▸ Required action:
Scan the material below for the word "with", then copy every line in which it appears.
=== Section Start ===
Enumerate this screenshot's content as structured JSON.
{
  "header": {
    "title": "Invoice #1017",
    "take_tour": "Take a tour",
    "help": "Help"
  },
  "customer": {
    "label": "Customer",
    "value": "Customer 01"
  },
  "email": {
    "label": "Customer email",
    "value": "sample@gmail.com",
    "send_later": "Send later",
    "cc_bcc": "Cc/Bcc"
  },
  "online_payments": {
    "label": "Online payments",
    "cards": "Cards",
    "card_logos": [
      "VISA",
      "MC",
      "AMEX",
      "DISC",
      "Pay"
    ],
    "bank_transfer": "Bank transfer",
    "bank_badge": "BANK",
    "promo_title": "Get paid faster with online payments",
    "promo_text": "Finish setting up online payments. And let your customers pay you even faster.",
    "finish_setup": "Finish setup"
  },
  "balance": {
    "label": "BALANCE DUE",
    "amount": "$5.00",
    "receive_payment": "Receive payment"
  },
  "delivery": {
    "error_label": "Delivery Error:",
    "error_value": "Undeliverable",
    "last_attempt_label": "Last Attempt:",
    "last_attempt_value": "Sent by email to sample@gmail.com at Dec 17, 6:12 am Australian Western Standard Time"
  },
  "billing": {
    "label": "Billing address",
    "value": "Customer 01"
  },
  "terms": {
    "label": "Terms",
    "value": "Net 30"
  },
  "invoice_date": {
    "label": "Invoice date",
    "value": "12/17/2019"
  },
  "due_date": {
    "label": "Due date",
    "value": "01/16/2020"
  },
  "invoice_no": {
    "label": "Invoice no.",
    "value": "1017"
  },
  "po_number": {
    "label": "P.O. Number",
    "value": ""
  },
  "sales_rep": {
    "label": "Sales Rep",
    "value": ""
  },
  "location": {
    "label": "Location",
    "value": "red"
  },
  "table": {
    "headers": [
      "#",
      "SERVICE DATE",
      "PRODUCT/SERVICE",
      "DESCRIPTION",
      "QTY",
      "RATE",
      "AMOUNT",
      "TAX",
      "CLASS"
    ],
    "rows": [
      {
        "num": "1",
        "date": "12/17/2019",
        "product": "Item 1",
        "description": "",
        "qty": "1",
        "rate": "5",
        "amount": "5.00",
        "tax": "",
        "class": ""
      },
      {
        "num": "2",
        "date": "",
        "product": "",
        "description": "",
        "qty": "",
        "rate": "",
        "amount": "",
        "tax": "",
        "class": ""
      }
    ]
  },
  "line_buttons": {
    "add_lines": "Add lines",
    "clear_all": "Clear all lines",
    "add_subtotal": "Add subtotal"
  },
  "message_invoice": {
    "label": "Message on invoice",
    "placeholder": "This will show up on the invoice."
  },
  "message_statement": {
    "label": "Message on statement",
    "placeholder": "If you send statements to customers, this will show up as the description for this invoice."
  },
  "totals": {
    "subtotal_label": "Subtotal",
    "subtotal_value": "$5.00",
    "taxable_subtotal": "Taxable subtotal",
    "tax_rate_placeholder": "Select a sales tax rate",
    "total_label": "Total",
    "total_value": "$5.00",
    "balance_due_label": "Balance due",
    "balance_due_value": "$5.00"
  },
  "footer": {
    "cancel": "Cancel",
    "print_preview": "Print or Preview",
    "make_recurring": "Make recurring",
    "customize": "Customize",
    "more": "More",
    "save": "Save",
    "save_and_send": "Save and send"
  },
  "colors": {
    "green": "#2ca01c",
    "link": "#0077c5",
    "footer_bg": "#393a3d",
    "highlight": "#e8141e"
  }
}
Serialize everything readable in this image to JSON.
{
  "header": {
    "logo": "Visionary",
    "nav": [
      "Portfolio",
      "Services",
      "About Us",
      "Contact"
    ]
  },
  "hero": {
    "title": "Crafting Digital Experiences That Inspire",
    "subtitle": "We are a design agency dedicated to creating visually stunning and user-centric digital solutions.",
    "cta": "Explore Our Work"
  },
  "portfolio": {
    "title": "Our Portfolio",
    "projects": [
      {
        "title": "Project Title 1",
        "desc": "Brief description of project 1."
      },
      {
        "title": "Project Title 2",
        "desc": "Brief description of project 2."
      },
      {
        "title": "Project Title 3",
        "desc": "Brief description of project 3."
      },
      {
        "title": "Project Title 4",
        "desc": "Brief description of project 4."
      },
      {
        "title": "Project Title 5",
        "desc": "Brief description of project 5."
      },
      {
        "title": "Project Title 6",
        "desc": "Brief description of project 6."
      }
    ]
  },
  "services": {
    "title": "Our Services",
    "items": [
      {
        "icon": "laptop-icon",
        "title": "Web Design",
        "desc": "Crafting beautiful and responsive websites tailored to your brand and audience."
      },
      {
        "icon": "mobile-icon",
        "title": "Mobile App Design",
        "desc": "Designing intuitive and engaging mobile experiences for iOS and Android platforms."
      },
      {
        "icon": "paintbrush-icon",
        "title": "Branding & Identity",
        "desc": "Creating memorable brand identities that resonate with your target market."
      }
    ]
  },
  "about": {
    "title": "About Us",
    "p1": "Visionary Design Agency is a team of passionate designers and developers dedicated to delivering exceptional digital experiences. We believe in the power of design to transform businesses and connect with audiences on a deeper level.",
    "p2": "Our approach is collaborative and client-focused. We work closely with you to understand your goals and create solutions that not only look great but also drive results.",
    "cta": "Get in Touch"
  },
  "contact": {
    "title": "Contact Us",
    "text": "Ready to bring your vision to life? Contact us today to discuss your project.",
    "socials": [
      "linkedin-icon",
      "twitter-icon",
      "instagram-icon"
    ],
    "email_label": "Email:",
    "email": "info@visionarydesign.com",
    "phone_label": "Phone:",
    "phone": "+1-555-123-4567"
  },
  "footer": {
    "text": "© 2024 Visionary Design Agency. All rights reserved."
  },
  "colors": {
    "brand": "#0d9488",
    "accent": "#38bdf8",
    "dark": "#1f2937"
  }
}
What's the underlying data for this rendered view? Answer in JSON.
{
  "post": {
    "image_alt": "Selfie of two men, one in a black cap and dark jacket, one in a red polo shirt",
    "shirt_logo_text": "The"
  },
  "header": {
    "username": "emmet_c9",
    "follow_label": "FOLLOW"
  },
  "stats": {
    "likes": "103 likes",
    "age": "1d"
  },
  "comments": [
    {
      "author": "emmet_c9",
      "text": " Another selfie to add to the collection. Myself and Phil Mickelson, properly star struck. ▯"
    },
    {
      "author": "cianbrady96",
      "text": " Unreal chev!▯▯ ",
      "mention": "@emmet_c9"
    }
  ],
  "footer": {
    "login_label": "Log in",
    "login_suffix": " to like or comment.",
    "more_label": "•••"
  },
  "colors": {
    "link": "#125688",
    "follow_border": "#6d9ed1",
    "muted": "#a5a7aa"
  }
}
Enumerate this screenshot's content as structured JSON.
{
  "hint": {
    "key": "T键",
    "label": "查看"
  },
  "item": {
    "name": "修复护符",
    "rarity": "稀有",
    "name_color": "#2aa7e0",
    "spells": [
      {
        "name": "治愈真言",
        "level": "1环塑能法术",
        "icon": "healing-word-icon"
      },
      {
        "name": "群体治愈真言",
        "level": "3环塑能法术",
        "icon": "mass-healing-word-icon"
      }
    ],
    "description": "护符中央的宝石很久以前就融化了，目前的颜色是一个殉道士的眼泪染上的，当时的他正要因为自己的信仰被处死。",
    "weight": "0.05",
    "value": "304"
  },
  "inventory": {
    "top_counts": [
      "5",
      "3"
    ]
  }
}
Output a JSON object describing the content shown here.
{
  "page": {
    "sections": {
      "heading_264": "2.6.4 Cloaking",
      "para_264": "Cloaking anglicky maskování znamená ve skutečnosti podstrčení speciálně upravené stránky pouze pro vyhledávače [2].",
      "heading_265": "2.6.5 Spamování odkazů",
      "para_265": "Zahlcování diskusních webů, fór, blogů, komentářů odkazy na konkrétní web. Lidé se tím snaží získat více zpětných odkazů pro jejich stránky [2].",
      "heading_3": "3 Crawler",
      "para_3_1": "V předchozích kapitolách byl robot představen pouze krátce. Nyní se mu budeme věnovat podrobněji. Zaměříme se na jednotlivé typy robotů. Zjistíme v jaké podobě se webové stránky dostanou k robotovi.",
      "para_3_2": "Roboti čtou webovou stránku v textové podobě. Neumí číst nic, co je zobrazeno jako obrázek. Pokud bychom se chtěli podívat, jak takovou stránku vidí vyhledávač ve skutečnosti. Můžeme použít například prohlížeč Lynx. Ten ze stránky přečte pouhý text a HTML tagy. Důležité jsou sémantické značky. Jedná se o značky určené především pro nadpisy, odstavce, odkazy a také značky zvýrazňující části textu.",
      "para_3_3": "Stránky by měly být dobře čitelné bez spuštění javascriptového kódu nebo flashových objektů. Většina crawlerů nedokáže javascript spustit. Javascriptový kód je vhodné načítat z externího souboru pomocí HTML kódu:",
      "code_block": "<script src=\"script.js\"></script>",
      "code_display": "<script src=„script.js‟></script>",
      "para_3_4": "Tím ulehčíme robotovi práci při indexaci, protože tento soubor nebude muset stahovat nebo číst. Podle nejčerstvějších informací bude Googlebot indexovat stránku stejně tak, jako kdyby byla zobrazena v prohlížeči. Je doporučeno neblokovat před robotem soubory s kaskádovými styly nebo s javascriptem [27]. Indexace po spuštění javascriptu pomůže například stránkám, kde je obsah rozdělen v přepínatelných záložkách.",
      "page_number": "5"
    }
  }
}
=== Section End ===
▸ Solution for this exercise:
    "promo_title": "Get paid faster with online payments",
        "desc": "Creating memorable brand identities that resonate with your target market."
    "p1": "Visionary Design Agency is a team of passionate designers and developers dedicated to delivering exceptional digital experiences. We believe in the power of design to transform businesses and connect with audiences on a deeper level.",
    "p2": "Our approach is collaborative and client-focused. We work closely with you to understand your goals and create solutions that not only look great but also drive results.",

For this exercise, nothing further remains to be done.